It was how share all that revenue which led to Stern’s darkest hours — the two NBA lockouts under Sterns watch. His rich owners wanted more money and Stern was happy to be their bulldog and get it from the players. To take that profitable league he built and say how owners couldn’t make money any more came off as condescending, but it didn’t slow him down.

Stern was good was finding rich owners and not really worrying about what they wanted — which led to Seattle being screwed out of a franchise, and the five other cities that saw teams move while Stern was owner.

Even down to the simple things — the NBA’s dress code of a few years ago was aimed at softening the hip-hop image of players and making them more palatable to the older, more conservative, more suburban people paying for the ever-more-expensive luxury boxes and corporate seats near the floor.

In the end, that chase for the almighty dollar may have hurt some but it left us with a better game. It’s a game we can now see for free on our HD televisions almost nightly. The NBA’s rule changes — like the no hand checking on the perimeter — opened up the flow of the game and made it more entertaining. Even things like taking the three-point line from the old ABA helped space the floor and has led to a better product. David Stern understood how to get a product that fans want and could be more easily sold.

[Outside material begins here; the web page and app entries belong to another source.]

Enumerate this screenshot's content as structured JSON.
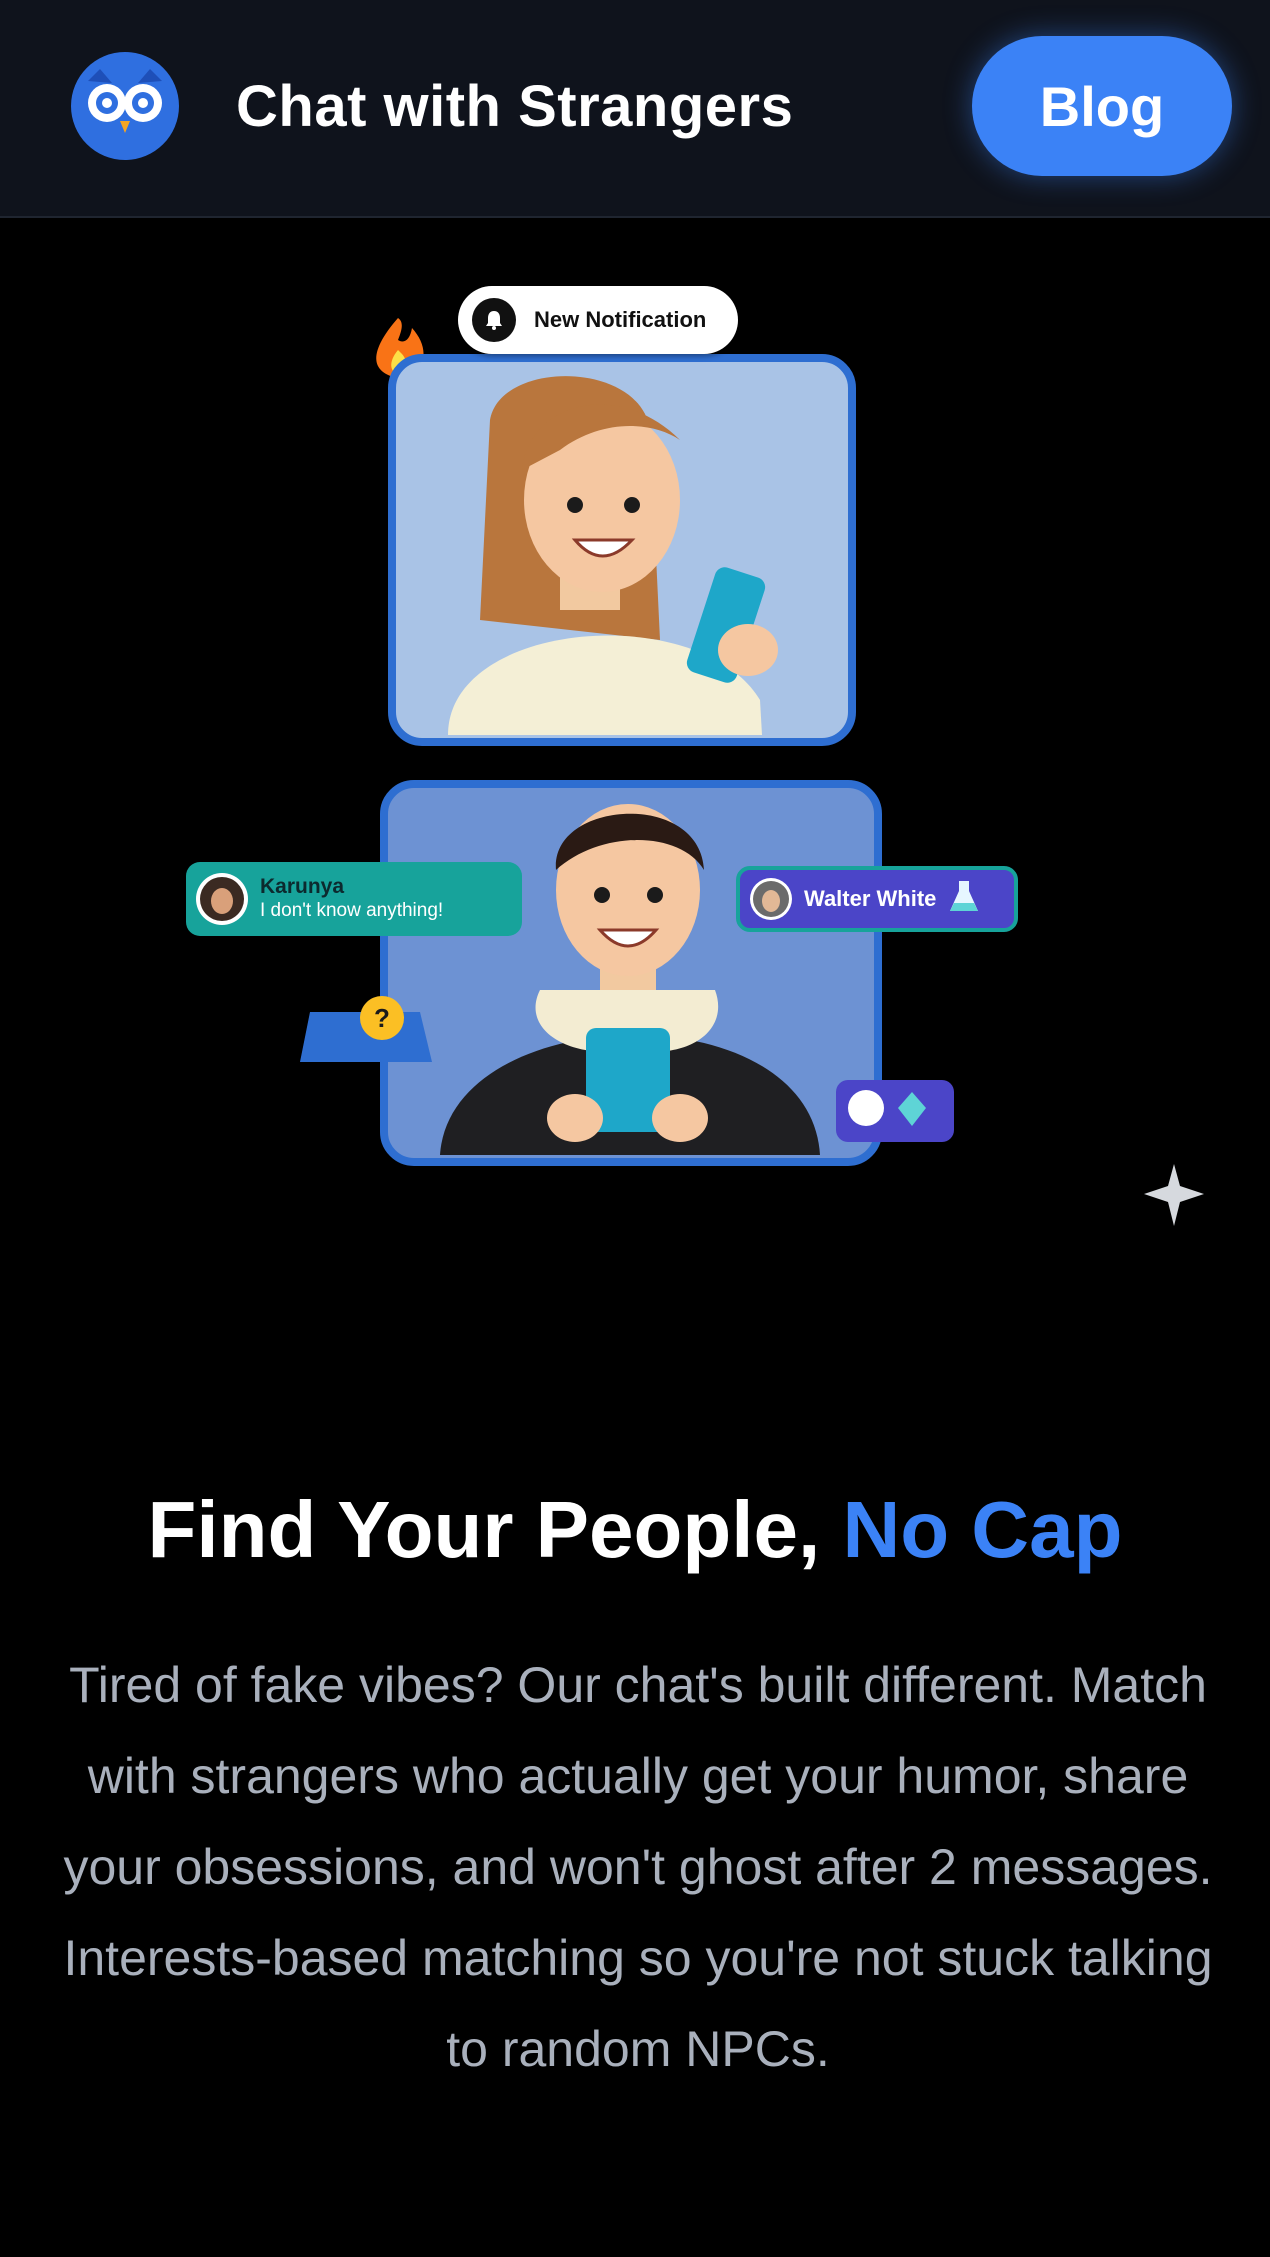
{
  "header": {
    "title": "Chat with Strangers",
    "blog_label": "Blog",
    "logo_icon": "owl-logo-icon"
  },
  "hero": {
    "notification_label": "New Notification",
    "karunya": {
      "name": "Karunya",
      "message": "I don't know anything!"
    },
    "walter": {
      "name": "Walter White"
    }
  },
  "main": {
    "headline_start": "Find Your People, ",
    "headline_accent": "No Cap",
    "body": "Tired of fake vibes? Our chat's built different. Match with strangers who actually get your humor, share your obsessions, and won't ghost after 2 messages. Interests-based matching so you're not stuck talking to random NPCs."
  },
  "colors": {
    "header_bg": "#0f131c",
    "page_bg": "#000000",
    "accent": "#3b82f6",
    "body_text": "#a9b0bc",
    "card_border": "#2e6ed1",
    "teal": "#17a39b",
    "purple": "#4b45c8"
  }
}
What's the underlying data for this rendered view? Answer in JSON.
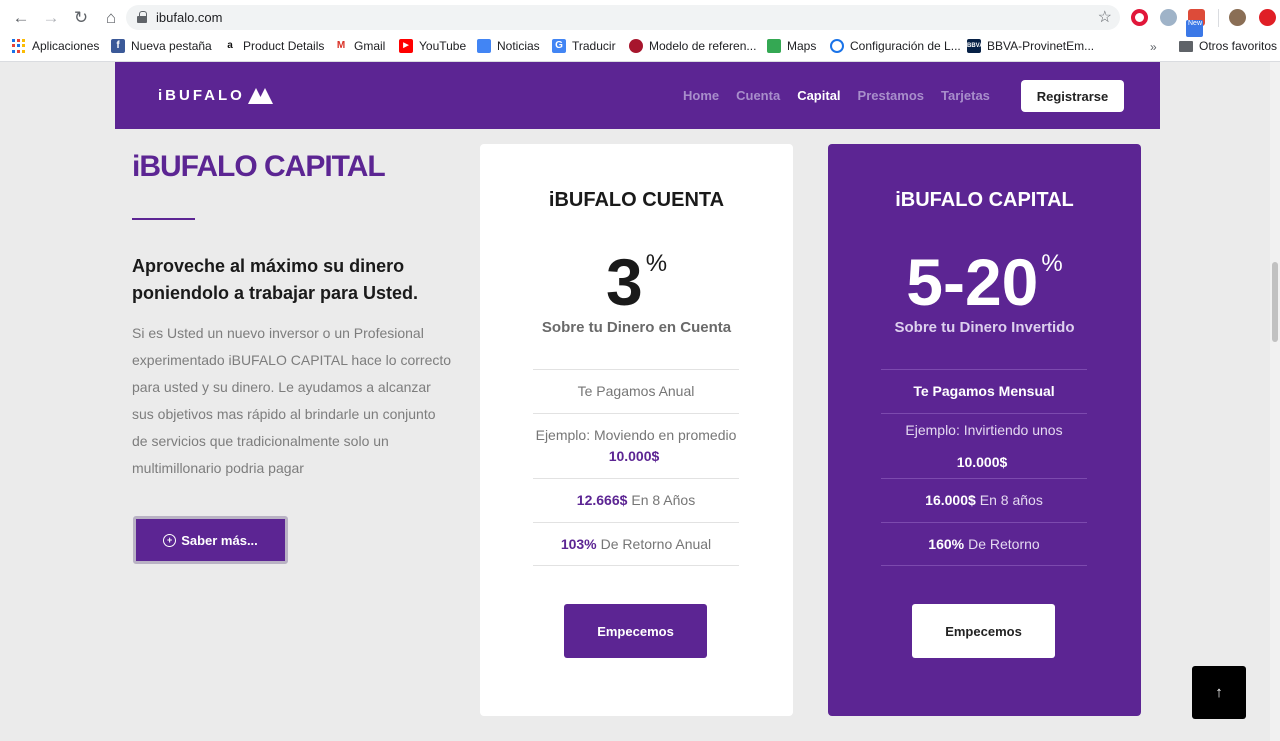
{
  "browser": {
    "url": "ibufalo.com",
    "bookmarks": [
      {
        "label": "Aplicaciones",
        "icon": "apps-icon"
      },
      {
        "label": "Nueva pestaña",
        "icon": "facebook-icon"
      },
      {
        "label": "Product Details",
        "icon": "amazon-icon"
      },
      {
        "label": "Gmail",
        "icon": "gmail-icon"
      },
      {
        "label": "YouTube",
        "icon": "youtube-icon"
      },
      {
        "label": "Noticias",
        "icon": "news-icon"
      },
      {
        "label": "Traducir",
        "icon": "translate-icon"
      },
      {
        "label": "Modelo de referen...",
        "icon": "bookmark-icon"
      },
      {
        "label": "Maps",
        "icon": "maps-icon"
      },
      {
        "label": "Configuración de L...",
        "icon": "settings-icon"
      },
      {
        "label": "BBVA-ProvinetEm...",
        "icon": "bbva-icon"
      }
    ],
    "more_bookmarks": "»",
    "other_favorites": "Otros favoritos",
    "new_badge": "New"
  },
  "header": {
    "logo_text": "iBUFALO",
    "nav": [
      {
        "label": "Home",
        "active": false
      },
      {
        "label": "Cuenta",
        "active": false
      },
      {
        "label": "Capital",
        "active": true
      },
      {
        "label": "Prestamos",
        "active": false
      },
      {
        "label": "Tarjetas",
        "active": false
      }
    ],
    "register_label": "Registrarse"
  },
  "intro": {
    "title": "iBUFALO CAPITAL",
    "subtitle": "Aproveche al máximo su dinero poniendolo a trabajar para Usted.",
    "body": "Si es Usted un nuevo inversor o un Profesional experimentado iBUFALO CAPITAL hace lo correcto para usted y su dinero. Le ayudamos a alcanzar sus objetivos mas rápido al brindarle un conjunto de servicios que tradicionalmente solo un multimillonario podria pagar",
    "more_label": "Saber más...",
    "more_icon": "plus-circle-icon"
  },
  "cards": {
    "cuenta": {
      "title": "iBUFALO CUENTA",
      "rate": "3",
      "percent": "%",
      "sub": "Sobre tu Dinero en Cuenta",
      "row1": "Te Pagamos Anual",
      "row2_text": "Ejemplo: Moviendo en promedio",
      "row2_value": "10.000$",
      "row3_value": "12.666$",
      "row3_text": "En 8 Años",
      "row4_value": "103%",
      "row4_text": "De Retorno Anual",
      "button": "Empecemos"
    },
    "capital": {
      "title": "iBUFALO CAPITAL",
      "rate": "5-20",
      "percent": "%",
      "sub": "Sobre tu Dinero Invertido",
      "row1": "Te Pagamos Mensual",
      "row2_text": "Ejemplo: Invirtiendo unos",
      "row2_value": "10.000$",
      "row3_value": "16.000$",
      "row3_text": "En 8 años",
      "row4_value": "160%",
      "row4_text": "De Retorno",
      "button": "Empecemos"
    }
  },
  "back_to_top": "↑",
  "colors": {
    "brand": "#5c2593",
    "page_bg": "#ebebeb"
  }
}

The NBA and basketball in general are better off and more popular because of Stern. His legacy is not without scars and tarnish, but in the end the league was better off because of his nearly 30 years in charge.

And through it all, David Stern was all business.

Report: Owners put ads on uniforms “on back burner”


Among the things washed away in the tide of the David Stern retirement announcement — once again the NBA owners discussed putting some kind of advertising patch on uniforms.

But they remain divided on whether it should happen. So for now, nothing is going to happen.

That according to Ken Berger of CBSSpors.com.


Stern has said before that owners were divided between traditionalists that wanted no advertisements and some who were ready to go full European soccer (if not NASCAR). Yes, Mark Cuban, but not just him. Last year during the NBA finals when the owners met they were shown mock-ups of options to consider.

Most observers expected a compromise — some small logo on the uniforms just above the chest approaching the shoulder (where the NBA logo is now) seemed a compromise. The teams would put a little more money in their pocket and it wasn’t intrusive or overwhelming.

But there apparently was no compromise. Does that mean the NBA’s finances are good enough that some owners are now willing to forgo revenue streams?

The owners will take the ads on jerseys issue up again when the meet in April, according to the report. You can bet this is going to happen some day, but that day is not today.